  • TradeMarkP - May 17, 2011 4:13 a.m.

    Really surprised boobs wasn't on the list, wait...what DO you know about the new Nintendo???? {plays X-Files theme}
  • faceofmonkey - May 17, 2011 3:19 a.m.

    I feel that minecraft does the whole "boundaries" thing pretty well. You can even knock down fences and build little bridges with the other land stuff.
  • SlickSubs - May 17, 2011 1:56 a.m.

    When discussing death, you have to remember Diablo II's hardcore mode. "Oh, what's that? You've played that character for 400 hours? That sucks, because that lag spike just erased him forever."
  • Robusken - May 17, 2011 1:29 a.m.

    Never really thought about that whole limitations thing honestly... Most games just clear cut pathways for everything, but yea, most ingame characters should have any problem breaking/getting over/destroying a wall that's in front of them.
  • Jamahl - May 17, 2011 1:28 a.m.

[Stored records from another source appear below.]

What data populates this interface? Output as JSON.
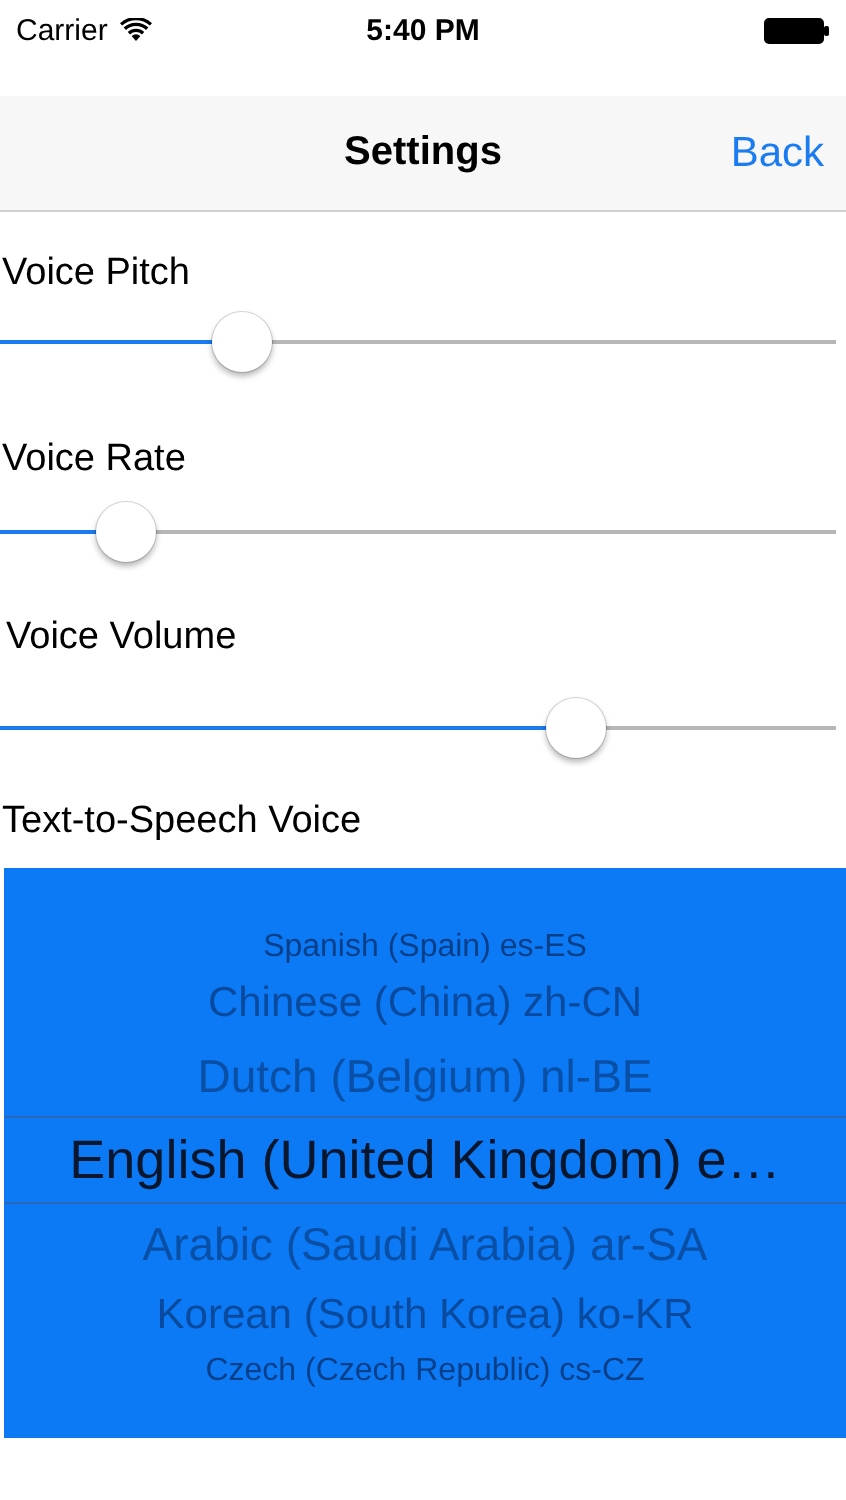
{
  "status_bar": {
    "carrier": "Carrier",
    "time": "5:40 PM"
  },
  "nav_bar": {
    "title": "Settings",
    "back": "Back"
  },
  "sliders": [
    {
      "label": "Voice Pitch",
      "level": 0.29
    },
    {
      "label": "Voice Rate",
      "level": 0.15
    },
    {
      "label": "Voice Volume",
      "level": 0.69
    }
  ],
  "voice_picker": {
    "label": "Text-to-Speech Voice",
    "options": [
      {
        "label": "Spanish (Spain) es-ES",
        "selected": false
      },
      {
        "label": "Chinese (China) zh-CN",
        "selected": false
      },
      {
        "label": "Dutch (Belgium) nl-BE",
        "selected": false
      },
      {
        "label": "English (United Kingdom) e…",
        "selected": true
      },
      {
        "label": "Arabic (Saudi Arabia) ar-SA",
        "selected": false
      },
      {
        "label": "Korean (South Korea) ko-KR",
        "selected": false
      },
      {
        "label": "Czech (Czech Republic) cs-CZ",
        "selected": false
      }
    ]
  }
}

    Assassin's Creed uses "the guy whose memories you're experiencing never went there" in the animus, and in "real life" giant walls and locked doors to keep you in boundaries. So so far, AC's boundaries have been technically perfectly justified.
  • LitJackson - May 17, 2011 12:18 a.m.

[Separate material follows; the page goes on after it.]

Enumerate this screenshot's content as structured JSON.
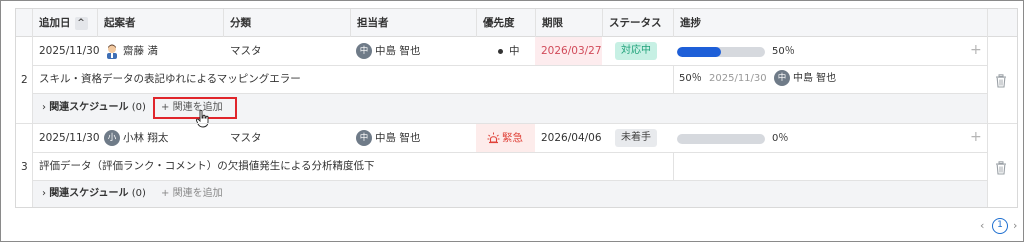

    Wanna know whats really sad? i watched that whole sleep video. BLEW MY FUCKING MIND!
  • Yaro - May 16, 2011 11:05 p.m.

    The cynicism of this article is punching me in the face and I love it! Enjoyed this very much thank you gentlemen.
  • R_U_Guys_From_British - May 16, 2011 11:01 p.m.

    Great article, just a small observation. Some entries aren't numbered.
  • gilgamesh310 - May 16, 2011 9:40 p.m.

    What they said about Gordon Freeman was a bit stupid. Even if he has weak eyes, the fact that he wears his glasses when shooting would mean that he's able to see perfectly when doing so. An expert sniper in Enemy at the Gates wore glasses. Also who's to say he's not a good nut. Just because he's a scientist doesn't mean he's never fired a gun. He could have fired plenty in his free time.
  • Fedexcommando - May 16, 2011 9:39 p.m.

    Noob Saibot's X-ray is the funniest shit I have ever seen.